Reproduce the entries exactly and omit the pictures.

Start of The data

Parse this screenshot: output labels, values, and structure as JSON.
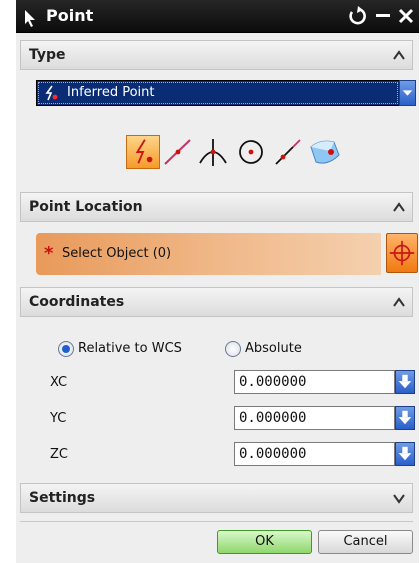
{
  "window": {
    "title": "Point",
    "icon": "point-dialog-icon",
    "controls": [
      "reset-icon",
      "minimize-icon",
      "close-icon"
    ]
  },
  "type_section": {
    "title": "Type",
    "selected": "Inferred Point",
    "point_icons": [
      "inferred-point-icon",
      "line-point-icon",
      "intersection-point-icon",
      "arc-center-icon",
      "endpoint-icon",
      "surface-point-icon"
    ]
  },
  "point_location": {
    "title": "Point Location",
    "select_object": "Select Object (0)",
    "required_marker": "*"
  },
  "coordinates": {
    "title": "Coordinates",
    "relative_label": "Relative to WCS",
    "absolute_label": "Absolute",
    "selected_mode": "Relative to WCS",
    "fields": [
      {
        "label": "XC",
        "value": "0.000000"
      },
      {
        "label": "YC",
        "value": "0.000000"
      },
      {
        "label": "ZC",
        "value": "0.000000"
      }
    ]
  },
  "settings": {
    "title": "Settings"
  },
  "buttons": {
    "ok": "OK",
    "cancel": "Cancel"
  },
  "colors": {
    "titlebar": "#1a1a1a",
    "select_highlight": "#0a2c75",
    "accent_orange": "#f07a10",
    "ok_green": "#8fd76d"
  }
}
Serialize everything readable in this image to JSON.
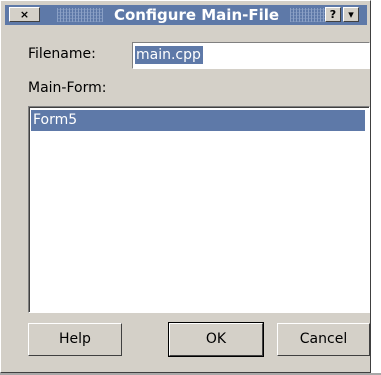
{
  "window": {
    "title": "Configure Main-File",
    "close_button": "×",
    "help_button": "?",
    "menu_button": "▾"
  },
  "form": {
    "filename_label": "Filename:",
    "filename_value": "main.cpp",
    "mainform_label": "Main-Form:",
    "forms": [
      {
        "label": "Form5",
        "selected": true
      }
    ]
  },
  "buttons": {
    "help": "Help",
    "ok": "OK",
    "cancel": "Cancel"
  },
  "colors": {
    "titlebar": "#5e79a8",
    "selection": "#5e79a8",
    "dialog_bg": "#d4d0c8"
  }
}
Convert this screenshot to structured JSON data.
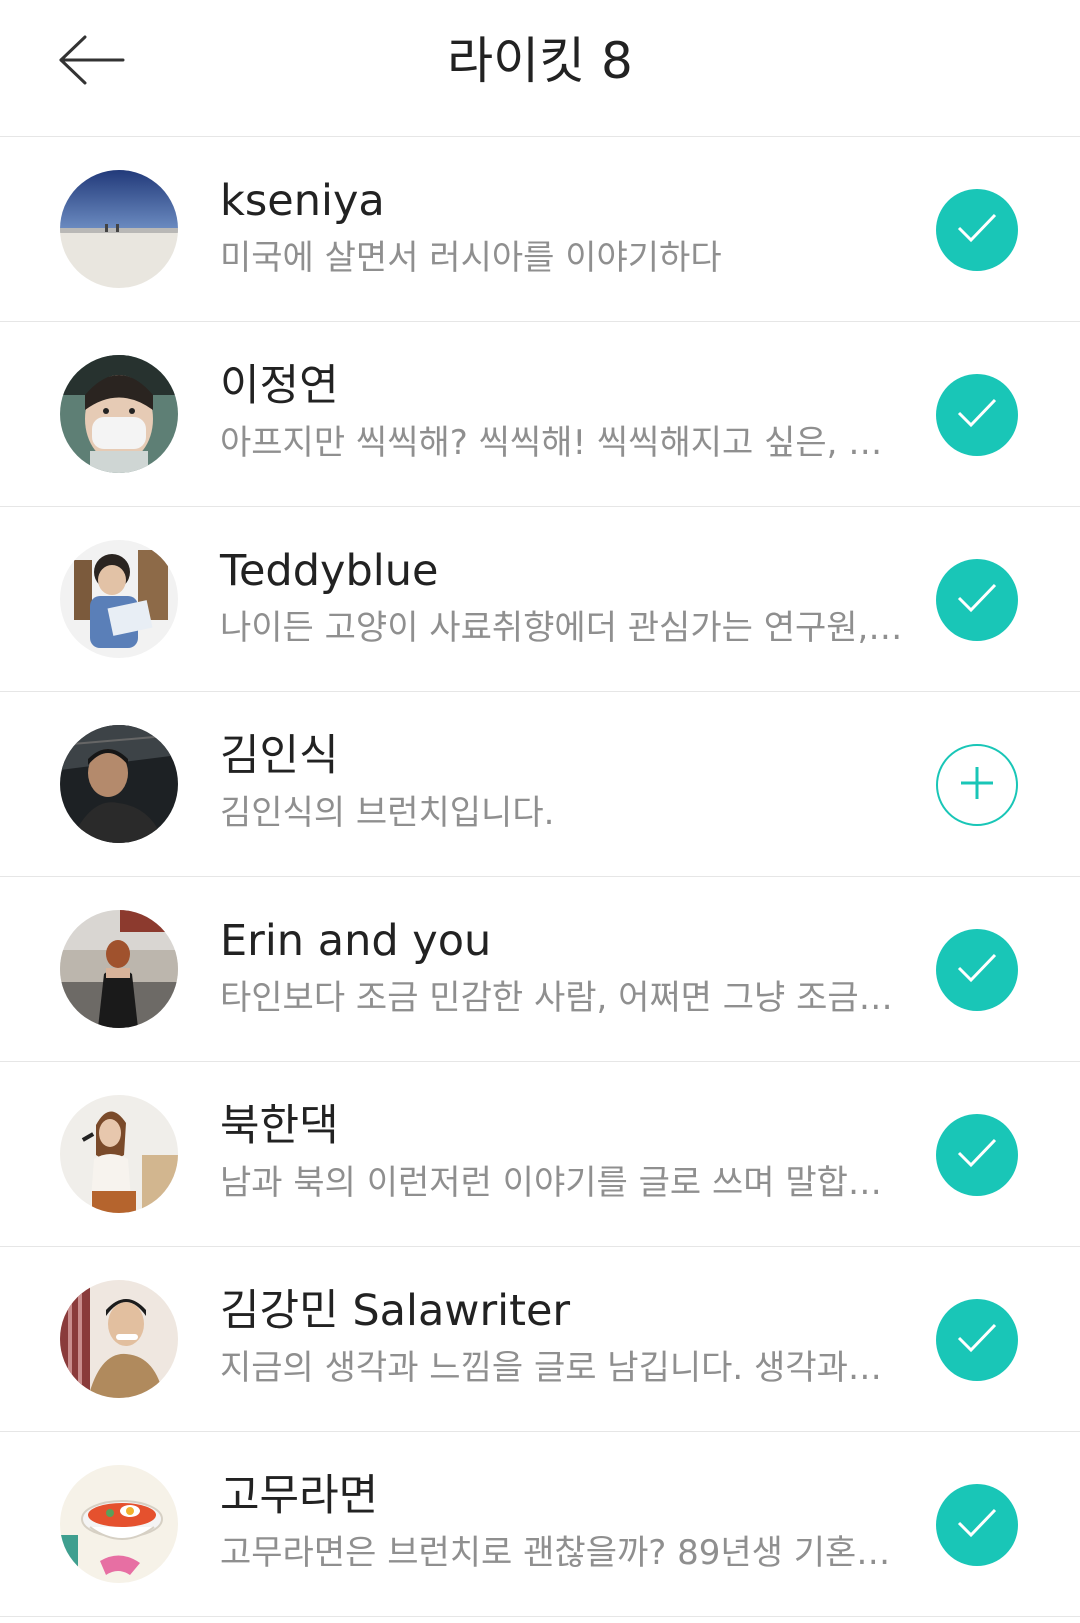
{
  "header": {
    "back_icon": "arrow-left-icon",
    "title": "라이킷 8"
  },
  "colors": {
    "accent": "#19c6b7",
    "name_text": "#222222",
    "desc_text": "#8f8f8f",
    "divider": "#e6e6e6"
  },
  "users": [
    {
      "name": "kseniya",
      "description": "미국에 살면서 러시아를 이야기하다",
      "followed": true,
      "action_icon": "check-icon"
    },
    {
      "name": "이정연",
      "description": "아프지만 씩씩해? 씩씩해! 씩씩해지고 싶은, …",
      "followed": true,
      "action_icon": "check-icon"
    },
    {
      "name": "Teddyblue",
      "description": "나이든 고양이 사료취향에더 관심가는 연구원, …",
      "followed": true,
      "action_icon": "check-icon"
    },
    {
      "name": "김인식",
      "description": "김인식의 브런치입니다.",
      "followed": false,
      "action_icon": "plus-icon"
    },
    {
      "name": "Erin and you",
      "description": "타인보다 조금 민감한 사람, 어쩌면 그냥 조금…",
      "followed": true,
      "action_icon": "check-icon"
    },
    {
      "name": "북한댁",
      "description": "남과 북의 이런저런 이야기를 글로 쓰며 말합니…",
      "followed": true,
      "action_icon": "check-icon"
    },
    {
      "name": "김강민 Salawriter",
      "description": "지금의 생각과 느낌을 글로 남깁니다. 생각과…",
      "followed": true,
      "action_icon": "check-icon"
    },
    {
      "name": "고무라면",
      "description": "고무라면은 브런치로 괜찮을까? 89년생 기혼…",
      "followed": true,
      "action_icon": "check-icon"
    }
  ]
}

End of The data

Answer space
Parse this screenshot: output labels, values, and structure as JSON.
{
  "window": {
    "title": "Point",
    "icon": "point-dialog-icon",
    "controls": [
      "reset-icon",
      "minimize-icon",
      "close-icon"
    ]
  },
  "type_section": {
    "title": "Type",
    "selected": "Inferred Point",
    "point_icons": [
      "inferred-point-icon",
      "line-point-icon",
      "intersection-point-icon",
      "arc-center-icon",
      "endpoint-icon",
      "surface-point-icon"
    ]
  },
  "point_location": {
    "title": "Point Location",
    "select_object": "Select Object (0)",
    "required_marker": "*"
  },
  "coordinates": {
    "title": "Coordinates",
    "relative_label": "Relative to WCS",
    "absolute_label": "Absolute",
    "selected_mode": "Relative to WCS",
    "fields": [
      {
        "label": "XC",
        "value": "0.000000"
      },
      {
        "label": "YC",
        "value": "0.000000"
      },
      {
        "label": "ZC",
        "value": "0.000000"
      }
    ]
  },
  "settings": {
    "title": "Settings"
  },
  "buttons": {
    "ok": "OK",
    "cancel": "Cancel"
  },
  "colors": {
    "titlebar": "#1a1a1a",
    "select_highlight": "#0a2c75",
    "accent_orange": "#f07a10",
    "ok_green": "#8fd76d"
  }
}
Serialize everything readable in this image to JSON.
{
  "window": {
    "title": "Configure Main-File",
    "close_button": "×",
    "help_button": "?",
    "menu_button": "▾"
  },
  "form": {
    "filename_label": "Filename:",
    "filename_value": "main.cpp",
    "mainform_label": "Main-Form:",
    "forms": [
      {
        "label": "Form5",
        "selected": true
      }
    ]
  },
  "buttons": {
    "help": "Help",
    "ok": "OK",
    "cancel": "Cancel"
  },
  "colors": {
    "titlebar": "#5e79a8",
    "selection": "#5e79a8",
    "dialog_bg": "#d4d0c8"
  }
}
Convert this screenshot to structured JSON data.
{
  "header": {
    "back_icon": "arrow-left-icon",
    "title": "라이킷 8"
  },
  "colors": {
    "accent": "#19c6b7",
    "name_text": "#222222",
    "desc_text": "#8f8f8f",
    "divider": "#e6e6e6"
  },
  "users": [
    {
      "name": "kseniya",
      "description": "미국에 살면서 러시아를 이야기하다",
      "followed": true,
      "action_icon": "check-icon"
    },
    {
      "name": "이정연",
      "description": "아프지만 씩씩해? 씩씩해! 씩씩해지고 싶은, …",
      "followed": true,
      "action_icon": "check-icon"
    },
    {
      "name": "Teddyblue",
      "description": "나이든 고양이 사료취향에더 관심가는 연구원, …",
      "followed": true,
      "action_icon": "check-icon"
    },
    {
      "name": "김인식",
      "description": "김인식의 브런치입니다.",
      "followed": false,
      "action_icon": "plus-icon"
    },
    {
      "name": "Erin and you",
      "description": "타인보다 조금 민감한 사람, 어쩌면 그냥 조금…",
      "followed": true,
      "action_icon": "check-icon"
    },
    {
      "name": "북한댁",
      "description": "남과 북의 이런저런 이야기를 글로 쓰며 말합니…",
      "followed": true,
      "action_icon": "check-icon"
    },
    {
      "name": "김강민 Salawriter",
      "description": "지금의 생각과 느낌을 글로 남깁니다. 생각과…",
      "followed": true,
      "action_icon": "check-icon"
    },
    {
      "name": "고무라면",
      "description": "고무라면은 브런치로 괜찮을까? 89년생 기혼…",
      "followed": true,
      "action_icon": "check-icon"
    }
  ]
}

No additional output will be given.